The Karakuri Creation Group recently listed some new items for sale, and I decided to try out Triskele by Hideaki Kawashima, since he's been coming up with some interesting boxes recently!

When it arrived, I was quite impressed with its appearance: the contrast between the dark wenge and the zebra wood is quite striking! The zebra wood is somewhat raised from the surface of the box and beveled, which looks quite good. The fit and finish of the box were up to the Karakuri Group's high standards as well.

I started trying to solve it, curious to see if it was also an interesting puzzle. I fiddled with it a bit, trying some of the usual things, and didn't have any luck at first. Scratching my head, I tried a few more things and was pleasantly surprised by an interesting movement and the solution! The movement is related to another puzzle, and works quite well when used here.

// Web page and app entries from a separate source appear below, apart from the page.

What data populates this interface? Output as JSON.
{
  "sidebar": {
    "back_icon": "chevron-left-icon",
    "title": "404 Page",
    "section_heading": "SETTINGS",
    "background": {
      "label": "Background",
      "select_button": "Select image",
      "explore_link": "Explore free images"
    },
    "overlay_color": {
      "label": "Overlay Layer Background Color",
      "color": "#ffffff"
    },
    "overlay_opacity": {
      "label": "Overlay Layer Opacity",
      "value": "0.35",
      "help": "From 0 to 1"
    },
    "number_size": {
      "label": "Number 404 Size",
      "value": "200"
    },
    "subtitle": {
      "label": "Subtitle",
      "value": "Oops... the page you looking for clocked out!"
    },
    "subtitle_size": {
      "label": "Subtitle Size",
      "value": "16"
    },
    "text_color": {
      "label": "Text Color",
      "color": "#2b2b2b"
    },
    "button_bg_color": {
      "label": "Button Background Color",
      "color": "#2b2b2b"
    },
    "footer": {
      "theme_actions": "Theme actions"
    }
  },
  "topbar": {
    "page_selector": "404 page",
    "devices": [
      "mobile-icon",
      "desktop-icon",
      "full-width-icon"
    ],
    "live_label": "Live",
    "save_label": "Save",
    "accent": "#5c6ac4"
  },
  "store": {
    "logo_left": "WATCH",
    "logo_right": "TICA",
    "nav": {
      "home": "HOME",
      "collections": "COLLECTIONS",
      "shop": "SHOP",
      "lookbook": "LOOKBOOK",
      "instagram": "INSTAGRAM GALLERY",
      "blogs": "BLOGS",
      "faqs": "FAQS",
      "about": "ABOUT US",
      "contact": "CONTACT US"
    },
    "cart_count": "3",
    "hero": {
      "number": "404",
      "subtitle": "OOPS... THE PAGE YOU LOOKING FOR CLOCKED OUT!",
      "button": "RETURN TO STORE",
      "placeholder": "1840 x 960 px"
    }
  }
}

In all, I think it took me about 3-5 minutes, which is enough that I don't feel like I found it too quickly, but not terribly challenging. I've shown it to a few friends, and none were able to find the solution on their own, so perhaps my experience isn't indicative of the difficulty. This is one of those boxes where you don't really make any progress until you've solved it, so I'd be hesitant to hand this one to somebody who doesn't have much patience when they're not making some progress.

As I mentioned, the movement is quite nice: it is satisfying to open and also closes up quite nicely with a snug fit.  One downside is that the lid can come open rather suddenly, so you may want to play with it over your lap or a table. Kawashima warns in the description: "When you open this box for the first time, please take care about the surroundings." Also, I wish he had included a mark indicating which way the lid was supposed to be put on, since it can go either way and the fit is a bit too tight the wrong way. Still, Triskele is a fun little box that I'm glad to have purchased!

May 11, 2012


Medallion is another interesting take-apart puzzle designed by Oskar van Deventer and produced by Hanayama. The folks at Puzzle Master were kind enough to send me a copy to review. Thanks!

As with many of Oskar's puzzles for Hanayama, this one is a maze, perhaps more clearly so than some of his other work. However, as you would expect, there's a bit of a twist. The way you navigate the maze is by rotating the metal plate and sliding the left and right sides of the medal in and out.

This would all be fairly straightforward, except there's another, different maze on the opposite side! So you have to flip back and forth, figuring out how to proceed through both mazes simultaneously, which often requires doubling back on one side so you can advance the other.

There's nothing tricky about this one, it just takes a bit of time and patience to figure out what moves are required. That's a great thing about a puzzle like this, it is all fairly logical, but you still get a good feeling of accomplishment from figuring it out, since it is certainly not easy. This would be good to hand to somebody who has patience as long as they feel like they're making progress.

Medallion is fairly similar to Cast L'ouef, in that there are two mazes to be navigated. However the mechanism is simpler for Cast L'ouef since it consists of only two plates with pins attached to the maze plate.  If you enjoy one, you'll probably like the other: they're both probably worth checking out!

Another similar puzzle that I tried recently was Safe, which has pretty much the same mechanism as Medallion, only it is constructed mainly from laser cut wood rather than metal. Also, rather than disassembling completely, goal is to navigate the two mazes in such a way so as to release a coin. I think this is probably the most challenging of the three similar puzzles, though I think I prefer the aesthetic qualities of Medallion: it has a beautiful shine to it, and a nice weight in your hand.

The only downside I can think of to this one is that there is a small washer that you can potentially lose when you take the puzzle apart. Unless I'm missing something, I think it would have been better to include it in the casting than have it as a separate piece that can be lost.

Overall,  Medallion is a solid puzzle, definitely worth checking out if you like puzzles of this type. If you're not sure if you like puzzles like this, this would be a great one to start with.